Task to carry out
Each entry in the listing below should be returned precisely as it is.
┄┄┄┄┄┄┄┄┄┄
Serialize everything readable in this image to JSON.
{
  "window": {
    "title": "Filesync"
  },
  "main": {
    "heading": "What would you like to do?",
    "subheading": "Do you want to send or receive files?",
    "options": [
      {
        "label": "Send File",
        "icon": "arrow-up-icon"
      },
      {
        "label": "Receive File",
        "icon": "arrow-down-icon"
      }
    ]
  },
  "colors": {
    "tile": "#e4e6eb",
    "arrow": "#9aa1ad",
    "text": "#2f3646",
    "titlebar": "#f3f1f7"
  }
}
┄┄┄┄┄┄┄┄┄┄
Solution below
Serialize everything readable in this image to JSON.
{
  "window": {
    "title": "Filesync"
  },
  "main": {
    "heading": "What would you like to do?",
    "subheading": "Do you want to send or receive files?",
    "options": [
      {
        "label": "Send File",
        "icon": "arrow-up-icon"
      },
      {
        "label": "Receive File",
        "icon": "arrow-down-icon"
      }
    ]
  },
  "colors": {
    "tile": "#e4e6eb",
    "arrow": "#9aa1ad",
    "text": "#2f3646",
    "titlebar": "#f3f1f7"
  }
}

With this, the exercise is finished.